- What is required
Please reproduce the entire listing exactly.

Raw data START

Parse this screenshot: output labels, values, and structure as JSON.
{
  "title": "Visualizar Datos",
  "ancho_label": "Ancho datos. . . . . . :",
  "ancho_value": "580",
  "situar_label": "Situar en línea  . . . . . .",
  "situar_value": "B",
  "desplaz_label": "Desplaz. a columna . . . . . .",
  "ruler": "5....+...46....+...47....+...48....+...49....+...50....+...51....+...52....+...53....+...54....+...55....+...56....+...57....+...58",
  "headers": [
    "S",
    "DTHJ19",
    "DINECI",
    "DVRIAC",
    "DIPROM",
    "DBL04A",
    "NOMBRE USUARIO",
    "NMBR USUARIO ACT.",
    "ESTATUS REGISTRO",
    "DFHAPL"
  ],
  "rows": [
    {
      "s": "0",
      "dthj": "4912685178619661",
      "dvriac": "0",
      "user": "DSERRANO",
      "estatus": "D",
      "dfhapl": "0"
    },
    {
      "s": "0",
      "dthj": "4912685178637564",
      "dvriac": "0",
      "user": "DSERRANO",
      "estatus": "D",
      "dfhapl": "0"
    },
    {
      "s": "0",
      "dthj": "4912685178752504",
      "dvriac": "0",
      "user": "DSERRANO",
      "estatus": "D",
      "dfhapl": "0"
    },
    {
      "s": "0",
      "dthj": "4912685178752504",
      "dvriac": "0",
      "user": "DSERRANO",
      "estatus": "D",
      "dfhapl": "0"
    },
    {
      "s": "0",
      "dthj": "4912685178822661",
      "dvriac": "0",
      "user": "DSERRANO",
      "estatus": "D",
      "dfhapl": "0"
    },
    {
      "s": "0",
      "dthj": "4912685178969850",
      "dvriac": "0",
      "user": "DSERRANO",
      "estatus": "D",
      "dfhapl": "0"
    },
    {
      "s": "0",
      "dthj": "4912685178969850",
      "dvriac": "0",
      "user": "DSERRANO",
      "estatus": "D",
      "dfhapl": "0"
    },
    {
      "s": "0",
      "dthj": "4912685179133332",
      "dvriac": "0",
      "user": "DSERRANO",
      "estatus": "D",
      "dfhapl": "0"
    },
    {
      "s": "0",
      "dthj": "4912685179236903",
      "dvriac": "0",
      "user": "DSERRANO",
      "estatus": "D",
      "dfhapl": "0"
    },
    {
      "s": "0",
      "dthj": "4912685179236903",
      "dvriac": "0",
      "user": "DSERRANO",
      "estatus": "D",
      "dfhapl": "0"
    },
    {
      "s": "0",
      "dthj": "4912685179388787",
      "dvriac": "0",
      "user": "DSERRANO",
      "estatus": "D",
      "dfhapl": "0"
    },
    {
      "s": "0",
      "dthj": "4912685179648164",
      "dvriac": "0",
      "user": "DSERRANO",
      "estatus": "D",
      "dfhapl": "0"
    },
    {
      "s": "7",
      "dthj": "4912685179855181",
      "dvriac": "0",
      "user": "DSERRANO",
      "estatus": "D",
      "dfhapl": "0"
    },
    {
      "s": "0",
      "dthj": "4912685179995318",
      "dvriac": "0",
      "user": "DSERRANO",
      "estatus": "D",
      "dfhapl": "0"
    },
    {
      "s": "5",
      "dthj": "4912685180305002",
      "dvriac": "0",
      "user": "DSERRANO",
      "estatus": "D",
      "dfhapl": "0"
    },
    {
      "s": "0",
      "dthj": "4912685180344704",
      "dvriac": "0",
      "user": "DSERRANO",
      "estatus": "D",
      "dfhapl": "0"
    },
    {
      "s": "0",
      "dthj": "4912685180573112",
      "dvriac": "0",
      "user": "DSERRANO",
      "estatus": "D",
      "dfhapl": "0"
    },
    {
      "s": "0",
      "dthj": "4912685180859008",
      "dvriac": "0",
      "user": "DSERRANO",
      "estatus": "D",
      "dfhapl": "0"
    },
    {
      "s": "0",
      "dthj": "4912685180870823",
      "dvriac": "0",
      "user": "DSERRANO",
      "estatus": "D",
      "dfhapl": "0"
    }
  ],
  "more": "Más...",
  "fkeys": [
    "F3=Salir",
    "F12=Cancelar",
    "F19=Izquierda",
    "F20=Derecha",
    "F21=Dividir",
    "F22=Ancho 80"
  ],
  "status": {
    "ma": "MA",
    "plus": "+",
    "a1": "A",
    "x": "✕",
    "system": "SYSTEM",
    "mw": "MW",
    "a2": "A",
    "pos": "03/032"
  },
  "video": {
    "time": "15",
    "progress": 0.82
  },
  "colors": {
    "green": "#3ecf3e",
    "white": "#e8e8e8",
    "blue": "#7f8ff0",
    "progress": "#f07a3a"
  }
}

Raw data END

- Task result
Parse this screenshot: output labels, values, and structure as JSON.
{
  "title": "Visualizar Datos",
  "ancho_label": "Ancho datos. . . . . . :",
  "ancho_value": "580",
  "situar_label": "Situar en línea  . . . . . .",
  "situar_value": "B",
  "desplaz_label": "Desplaz. a columna . . . . . .",
  "ruler": "5....+...46....+...47....+...48....+...49....+...50....+...51....+...52....+...53....+...54....+...55....+...56....+...57....+...58",
  "headers": [
    "S",
    "DTHJ19",
    "DINECI",
    "DVRIAC",
    "DIPROM",
    "DBL04A",
    "NOMBRE USUARIO",
    "NMBR USUARIO ACT.",
    "ESTATUS REGISTRO",
    "DFHAPL"
  ],
  "rows": [
    {
      "s": "0",
      "dthj": "4912685178619661",
      "dvriac": "0",
      "user": "DSERRANO",
      "estatus": "D",
      "dfhapl": "0"
    },
    {
      "s": "0",
      "dthj": "4912685178637564",
      "dvriac": "0",
      "user": "DSERRANO",
      "estatus": "D",
      "dfhapl": "0"
    },
    {
      "s": "0",
      "dthj": "4912685178752504",
      "dvriac": "0",
      "user": "DSERRANO",
      "estatus": "D",
      "dfhapl": "0"
    },
    {
      "s": "0",
      "dthj": "4912685178752504",
      "dvriac": "0",
      "user": "DSERRANO",
      "estatus": "D",
      "dfhapl": "0"
    },
    {
      "s": "0",
      "dthj": "4912685178822661",
      "dvriac": "0",
      "user": "DSERRANO",
      "estatus": "D",
      "dfhapl": "0"
    },
    {
      "s": "0",
      "dthj": "4912685178969850",
      "dvriac": "0",
      "user": "DSERRANO",
      "estatus": "D",
      "dfhapl": "0"
    },
    {
      "s": "0",
      "dthj": "4912685178969850",
      "dvriac": "0",
      "user": "DSERRANO",
      "estatus": "D",
      "dfhapl": "0"
    },
    {
      "s": "0",
      "dthj": "4912685179133332",
      "dvriac": "0",
      "user": "DSERRANO",
      "estatus": "D",
      "dfhapl": "0"
    },
    {
      "s": "0",
      "dthj": "4912685179236903",
      "dvriac": "0",
      "user": "DSERRANO",
      "estatus": "D",
      "dfhapl": "0"
    },
    {
      "s": "0",
      "dthj": "4912685179236903",
      "dvriac": "0",
      "user": "DSERRANO",
      "estatus": "D",
      "dfhapl": "0"
    },
    {
      "s": "0",
      "dthj": "4912685179388787",
      "dvriac": "0",
      "user": "DSERRANO",
      "estatus": "D",
      "dfhapl": "0"
    },
    {
      "s": "0",
      "dthj": "4912685179648164",
      "dvriac": "0",
      "user": "DSERRANO",
      "estatus": "D",
      "dfhapl": "0"
    },
    {
      "s": "7",
      "dthj": "4912685179855181",
      "dvriac": "0",
      "user": "DSERRANO",
      "estatus": "D",
      "dfhapl": "0"
    },
    {
      "s": "0",
      "dthj": "4912685179995318",
      "dvriac": "0",
      "user": "DSERRANO",
      "estatus": "D",
      "dfhapl": "0"
    },
    {
      "s": "5",
      "dthj": "4912685180305002",
      "dvriac": "0",
      "user": "DSERRANO",
      "estatus": "D",
      "dfhapl": "0"
    },
    {
      "s": "0",
      "dthj": "4912685180344704",
      "dvriac": "0",
      "user": "DSERRANO",
      "estatus": "D",
      "dfhapl": "0"
    },
    {
      "s": "0",
      "dthj": "4912685180573112",
      "dvriac": "0",
      "user": "DSERRANO",
      "estatus": "D",
      "dfhapl": "0"
    },
    {
      "s": "0",
      "dthj": "4912685180859008",
      "dvriac": "0",
      "user": "DSERRANO",
      "estatus": "D",
      "dfhapl": "0"
    },
    {
      "s": "0",
      "dthj": "4912685180870823",
      "dvriac": "0",
      "user": "DSERRANO",
      "estatus": "D",
      "dfhapl": "0"
    }
  ],
  "more": "Más...",
  "fkeys": [
    "F3=Salir",
    "F12=Cancelar",
    "F19=Izquierda",
    "F20=Derecha",
    "F21=Dividir",
    "F22=Ancho 80"
  ],
  "status": {
    "ma": "MA",
    "plus": "+",
    "a1": "A",
    "x": "✕",
    "system": "SYSTEM",
    "mw": "MW",
    "a2": "A",
    "pos": "03/032"
  },
  "video": {
    "time": "15",
    "progress": 0.82
  },
  "colors": {
    "green": "#3ecf3e",
    "white": "#e8e8e8",
    "blue": "#7f8ff0",
    "progress": "#f07a3a"
  }
}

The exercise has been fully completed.